I like hip hop and rap but I don’t really download any artists albums, although I do have kanyeseveral individual tracks from artist like Kanye West. I like the tone of his voice and the rhythm of his delivery which are obviously important elements to rap, but hip hop artists are diverse and different styles don’t appeal in the same way.  There are some interesting tracks on this album but the problem for me is that after a while it just gets boring. With albums you do get duff tracks but listening to 40 minutes of this album it just starts to get a bit dull. Maybe I haven’t found the right hip hop album yet but there are more coming on the bucket list. I enjoyed bits of it but was kinda glad when it finished.

Standout track : The New Workout Plan

Keep or delete? Delete. Sorry Kanye.

Metallica – Metallica (The Black Album)

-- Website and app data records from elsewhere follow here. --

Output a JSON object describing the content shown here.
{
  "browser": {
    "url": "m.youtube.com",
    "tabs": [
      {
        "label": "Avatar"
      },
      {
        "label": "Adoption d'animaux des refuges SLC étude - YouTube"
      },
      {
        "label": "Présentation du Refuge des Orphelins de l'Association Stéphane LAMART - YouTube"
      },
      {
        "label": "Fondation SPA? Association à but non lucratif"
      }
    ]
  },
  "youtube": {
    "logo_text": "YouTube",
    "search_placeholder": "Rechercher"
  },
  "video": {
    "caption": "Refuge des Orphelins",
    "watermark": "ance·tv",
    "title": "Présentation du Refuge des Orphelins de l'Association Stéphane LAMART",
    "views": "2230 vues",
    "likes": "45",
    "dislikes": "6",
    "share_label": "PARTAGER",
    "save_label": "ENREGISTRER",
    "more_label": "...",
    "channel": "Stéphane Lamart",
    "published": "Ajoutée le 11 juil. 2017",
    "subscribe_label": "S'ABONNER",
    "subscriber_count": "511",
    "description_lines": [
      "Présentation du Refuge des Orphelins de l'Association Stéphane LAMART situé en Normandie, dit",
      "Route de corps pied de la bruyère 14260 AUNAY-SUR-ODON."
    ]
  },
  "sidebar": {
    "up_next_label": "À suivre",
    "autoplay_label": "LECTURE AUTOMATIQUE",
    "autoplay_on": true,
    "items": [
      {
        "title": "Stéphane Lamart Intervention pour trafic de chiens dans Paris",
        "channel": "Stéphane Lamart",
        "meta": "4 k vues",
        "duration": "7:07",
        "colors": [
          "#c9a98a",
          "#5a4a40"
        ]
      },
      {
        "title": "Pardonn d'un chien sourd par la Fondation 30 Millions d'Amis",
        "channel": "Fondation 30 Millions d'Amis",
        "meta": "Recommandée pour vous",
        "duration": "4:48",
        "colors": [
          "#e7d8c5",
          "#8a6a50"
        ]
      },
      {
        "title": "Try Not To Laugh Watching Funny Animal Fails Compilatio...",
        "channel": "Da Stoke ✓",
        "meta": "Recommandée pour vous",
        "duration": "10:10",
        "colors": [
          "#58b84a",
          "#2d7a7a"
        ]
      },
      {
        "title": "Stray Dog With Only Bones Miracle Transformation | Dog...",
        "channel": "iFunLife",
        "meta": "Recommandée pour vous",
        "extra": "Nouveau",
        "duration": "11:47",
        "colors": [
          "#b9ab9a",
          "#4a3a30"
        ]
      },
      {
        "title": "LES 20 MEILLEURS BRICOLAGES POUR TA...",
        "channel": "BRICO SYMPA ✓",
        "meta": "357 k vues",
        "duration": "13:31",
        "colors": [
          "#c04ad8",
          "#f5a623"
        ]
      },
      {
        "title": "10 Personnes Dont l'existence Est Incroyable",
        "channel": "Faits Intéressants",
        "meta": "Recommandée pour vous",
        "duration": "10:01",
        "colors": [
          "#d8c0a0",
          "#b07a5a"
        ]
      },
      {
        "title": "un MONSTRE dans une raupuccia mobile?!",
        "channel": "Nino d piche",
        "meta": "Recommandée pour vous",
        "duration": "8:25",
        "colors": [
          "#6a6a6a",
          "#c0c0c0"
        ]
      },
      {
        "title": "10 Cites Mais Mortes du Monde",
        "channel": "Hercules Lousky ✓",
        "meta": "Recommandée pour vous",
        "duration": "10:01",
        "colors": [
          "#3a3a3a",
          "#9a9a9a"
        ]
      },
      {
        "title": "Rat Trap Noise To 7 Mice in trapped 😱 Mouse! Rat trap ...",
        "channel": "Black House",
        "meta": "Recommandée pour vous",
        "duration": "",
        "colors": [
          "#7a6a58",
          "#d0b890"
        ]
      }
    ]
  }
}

So here we go, album number 1 of my 100 Album Bucket List!  The 1991 self-titled metallica-black-albumMetallica, also called the Black Album due to its cover, is Metallica’s biggest selling album to date. It also marks a shift in their sound from thrash to a less-frantic heavy metal. I have picked up this album numerous times while browsing record store shelves thinking it was Prince’s infamous Black Album, but it’s the first Metallica music to hit my music collection.  I was expecting not to like this album, but I think the fact it is less of a thrash metal album makes it more likeable.  Blistering guitar solo’s and some good heavy rock make this an enjoyable listen.  Is it iconic? Not to me, but it must have done something right to be their biggest seller.

Standout track : Enter The Sandman

Keep or Delete? Keep. Nice to have a bit more heavy rock in my music collection!